The economic grenades are going off. Just pick up today's newspapers. The subprime lending crisis is metastasizing; foreclosures on homes purchased with subprime mortgages are expected to reach two million by the end of next year, according to a new Congressional report; the dollar has sunk to a new low; China is threatening to stop investing in US assets and buy more Euros; oil is about to hit a $100 a barrel; the credit crunch is causing an unprecedented liquidity sqeeze; and consumer spending is expected to dip sharply. While one of the country's largest home lenders said last month it would help borrowers restructure %16 billion in mortgages, the financial pain and stress is rippling fast thoughout the economy and country. While we hear more about the impact of the credit crisis for Wall Street's big boys --as a few heads roll --don't lose sight of the impact on Main Street. Bold and big ideas are needed.
For now, Congressman Barney Frank is trying to push through legislation that extends moderate regulation to the subprime market. But he's facing a tough fight because money still rules in DC. Just as the richest of the rich, the hedge fund and private equity cowboys, have lubricated the lobbying troughs and candidates' warchests to avoid paying taxes at the same rate as a waitress or policeman, the mortgage industry is pouring in bucks to stave off even modest regulation of its often predatory practices.

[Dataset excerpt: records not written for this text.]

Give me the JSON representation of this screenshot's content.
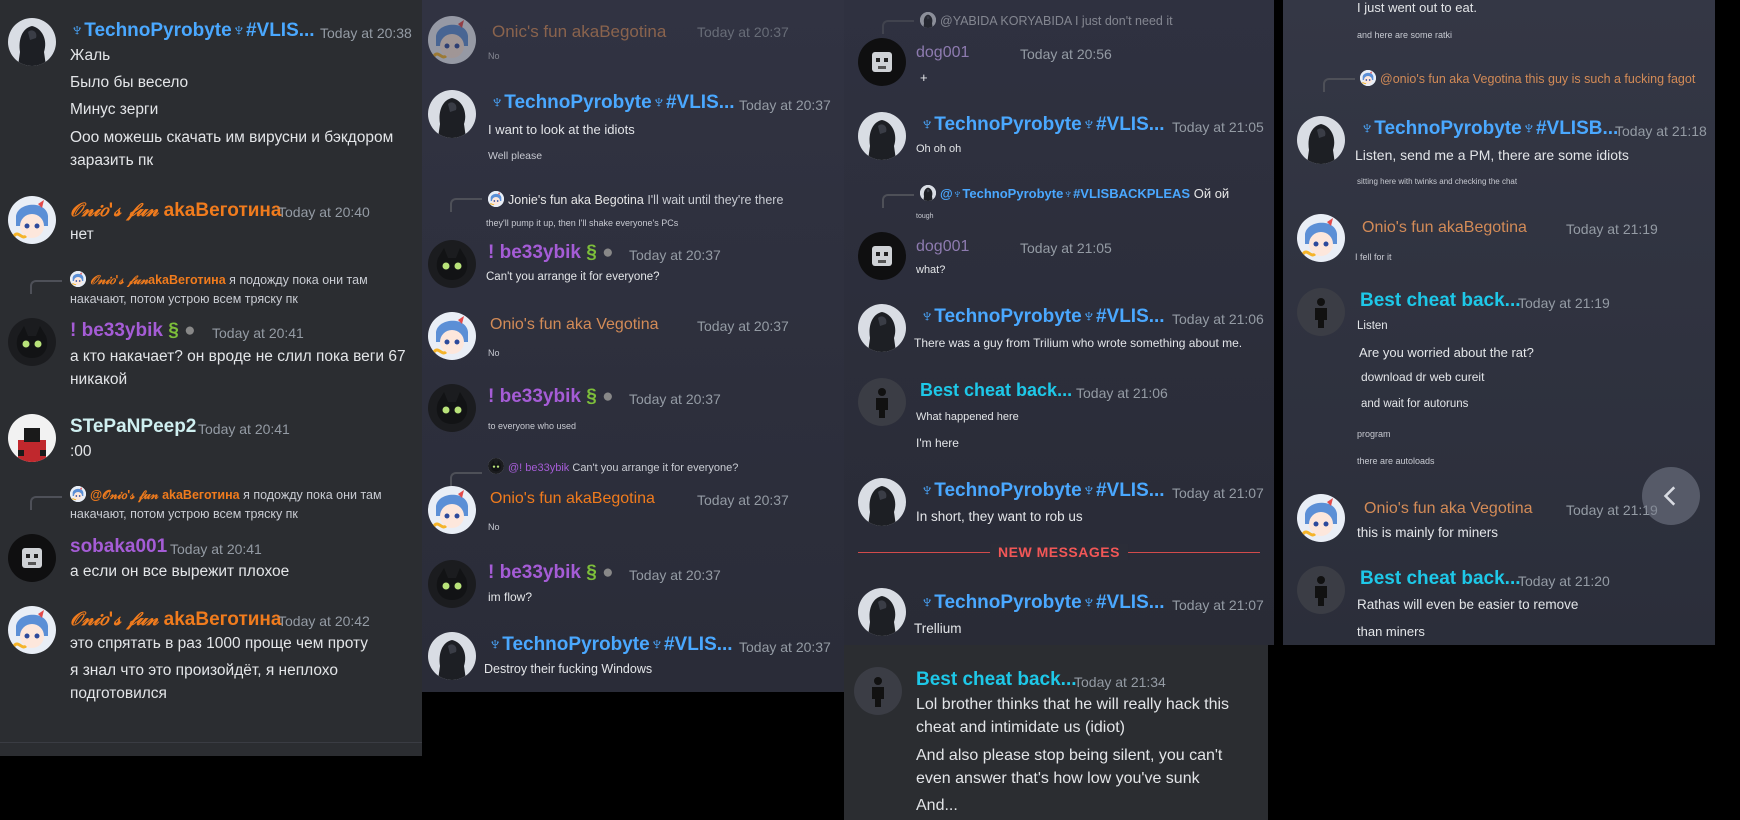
{
  "colors": {
    "blue": "#4aa8ff",
    "orange": "#f07b1d",
    "purple": "#a55cd6",
    "cyan": "#1ec8e8",
    "new_messages": "#f25757"
  },
  "p1": {
    "m1": {
      "name": "♆TechnoPyrobyte♆#VLIS...",
      "time": "Today at 20:38",
      "lines": [
        "Жаль",
        "Было бы весело",
        "Минус зерги",
        "Ооо можешь скачать им вирусни и бэкдором заразить пк"
      ]
    },
    "m2": {
      "name_fancy": "𝒪𝓃𝒾𝑜'𝓈 𝒻𝓊𝓃",
      "name_plain": "akaВеготина",
      "time": "Today at 20:40",
      "lines": [
        "нет"
      ]
    },
    "m3": {
      "reply_name_fancy": "𝒪𝓃𝒾𝑜'𝓈 𝒻𝓊𝓃",
      "reply_name_plain": "akaВеготина",
      "reply_text": "я подожду пока они там накачают, потом устрою всем тряску пк",
      "name": "! be33ybik",
      "time": "Today at 20:41",
      "lines": [
        "а кто накачает? он вроде не слил пока веги 67 никакой"
      ]
    },
    "m4": {
      "name": "STePaNPeep2",
      "time": "Today at 20:41",
      "lines": [
        ":00"
      ]
    },
    "m5": {
      "reply_name": "@𝒪𝓃𝒾𝑜'𝓈 𝒻𝓊𝓃 akaВеготина",
      "reply_text": "я подожду пока они там накачают, потом устрою всем тряску пк",
      "name": "sobaka001",
      "time": "Today at 20:41",
      "lines": [
        "а если он все вырежит плохое"
      ]
    },
    "m6": {
      "name_fancy": "𝒪𝓃𝒾𝑜'𝓈 𝒻𝓊𝓃",
      "name_plain": "akaВеготина",
      "time": "Today at 20:42",
      "lines": [
        "это спрятать в раз 1000 проще чем проту",
        "я знал что это произойдёт, я неплохо подготовился"
      ]
    }
  },
  "p2": {
    "m1": {
      "name": "Onic's fun akaBegotina",
      "time": "Today at 20:37",
      "line": "No"
    },
    "m2": {
      "name": "♆TechnoPyrobyte♆#VLIS...",
      "time": "Today at 20:37",
      "line1": "I want to look at the idiots",
      "line2": "Well please"
    },
    "m3": {
      "reply_name": "Jonie's fun aka Begotina",
      "reply_text": "I'll wait until they're there",
      "reply_sub": "they'll pump it up, then I'll shake everyone's PCs",
      "name": "! be33ybik",
      "time": "Today at 20:37",
      "line": "Can't you arrange it for everyone?"
    },
    "m4": {
      "name": "Onio's fun aka Vegotina",
      "time": "Today at 20:37",
      "line": "No"
    },
    "m5": {
      "name": "! be33ybik",
      "time": "Today at 20:37",
      "line": "to everyone who used"
    },
    "m6": {
      "reply_name": "@! be33ybik",
      "reply_text": "Can't you arrange it for everyone?",
      "name": "Onio's fun akaBegotina",
      "time": "Today at 20:37",
      "line": "No"
    },
    "m7": {
      "name": "! be33ybik",
      "time": "Today at 20:37",
      "line": "im flow?"
    },
    "m8": {
      "name": "♆TechnoPyrobyte♆#VLIS...",
      "time": "Today at 20:37",
      "line": "Destroy their fucking Windows"
    }
  },
  "p3": {
    "m0": {
      "reply_name": "@YABIDA KORYABIDA",
      "reply_text": "I just don't need it",
      "name": "dog001",
      "time": "Today at 20:56",
      "line": "+"
    },
    "m1": {
      "name": "♆TechnoPyrobyte♆#VLIS...",
      "time": "Today at 21:05",
      "line": "Oh oh oh"
    },
    "m2": {
      "reply_name": "@♆TechnoPyrobyte♆#VLISBACKPLEAS",
      "reply_text": "Ой ой",
      "reply_sub": "tough",
      "name": "dog001",
      "time": "Today at 21:05",
      "line": "what?"
    },
    "m3": {
      "name": "♆TechnoPyrobyte♆#VLIS...",
      "time": "Today at 21:06",
      "line": "There was a guy from Trilium who wrote something about me."
    },
    "m4": {
      "name": "Best cheat back...",
      "time": "Today at 21:06",
      "line1": "What happened here",
      "line2": "I'm here"
    },
    "m5": {
      "name": "♆TechnoPyrobyte♆#VLIS...",
      "time": "Today at 21:07",
      "line": "In short, they want to rob us"
    },
    "new_messages": "NEW MESSAGES",
    "m6": {
      "name": "♆TechnoPyrobyte♆#VLIS...",
      "time": "Today at 21:07",
      "line": "Trellium"
    }
  },
  "p4": {
    "m1": {
      "name": "Best cheat back...",
      "time": "Today at 21:34",
      "lines": [
        "Lol brother thinks that he will really hack this cheat and intimidate us (idiot)",
        "And also please stop being silent, you can't even answer that's how low you've sunk",
        "And..."
      ]
    }
  },
  "p5": {
    "m0": {
      "line1": "I just went out to eat.",
      "line2": "and here are some ratki"
    },
    "m1": {
      "reply_name": "@onio's fun aka Vegotina",
      "reply_text": "this guy is such a fucking fagot",
      "name": "♆TechnoPyrobyte♆#VLISB...",
      "time": "Today at 21:18",
      "line1": "Listen, send me a PM, there are some idiots",
      "line2": "sitting here with twinks and checking the chat"
    },
    "m2": {
      "name": "Onio's fun akaBegotina",
      "time": "Today at 21:19",
      "line": "I fell for it"
    },
    "m3": {
      "name": "Best cheat back...",
      "time": "Today at 21:19",
      "lines": [
        "Listen",
        "Are you worried about the rat?",
        "download dr web cureit",
        "and wait for autoruns",
        "program",
        "there are autoloads"
      ]
    },
    "m4": {
      "name": "Onio's fun aka Vegotina",
      "time": "Today at 21:19",
      "line": "this is mainly for miners"
    },
    "m5": {
      "name": "Best cheat back...",
      "time": "Today at 21:20",
      "line1": "Rathas will even be easier to remove",
      "line2": "than miners"
    }
  }
}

If we reward the mortgage industry's lobbying, they will keep using the same kinds od deceptive practices to make a quick buck, no matter what the costs to home buyers and their communities. They know they can always lobby Washington to get them off the hook if things go badly--as they have. Just remember that while predatory lenders were driving low-income families to financial ruin, 10 of the country's biggest mortgage lenders were spending more than $185 million lobbying DC to let them get away with it. Sure, some of the borrowers used their house an as A.T.M.machine to finance personal consumption (but most used the money to help with soaring college tuitions and medical expenses) --and some argue these borrowers should face the consequences of their no-savings lifestyle. But the real victims of this subprime mortgage crisis are the millions of borrowers who followed the rules, whose only crime was taking out mortgages these lenders told them they could afford. Now they can't refinance or sell their homes because no one will lend to them or they can't sell in a housing market that is falling.
The effects are already metastasizing in the economy --with the worst effects of these loans not felt until 2008 or 2009. And with the housing turmoil most severe in some of the most hotly contested political battleground states--Florida--with one foreclosure filing for every 248 households in September, and Ohio, with one foreclosure for every 319 households, according to a survey by RealtyTrac, Inc, a California property-research company, Republicans could face real trouble because they control the White House and the GOP's presidential candidates have looked clueless and heartless when they deign to address the housing issue. In their first debate focused on the economy, for example, in Michigan --a state which ranked No. 4 in RealtyTrac's foreclosure rate survey-- not a single Republican raised housing concerns. Cutting taxes, they argued, would solve every economic problem.
Though bolder policies are needed, at least the Democratic candidates are seizing on the issue. John Edwards has called for a policy that prohibits many predatory-lending practices and would make it easier for homeowners to save their homes. Hillary Clinton issued a detailed policy paper on subprime lending that would impose restrictions on lenders. Barack Obama argues that we need to address the "root of these problems" and lays out how we could update mortgage rules for the 21st century--enacting the regulatory and disclosure laws the industry has lobbied so hard against in these last years. The implosion of the subprime lending industry, Obama argues, " is more than a temporary blip in our economic progress. It is a cancer that, given today's integrated financial markets threatens to spread with devastating impact to our economy as a whole, unless we act to contain it. " Containment, domestic-style.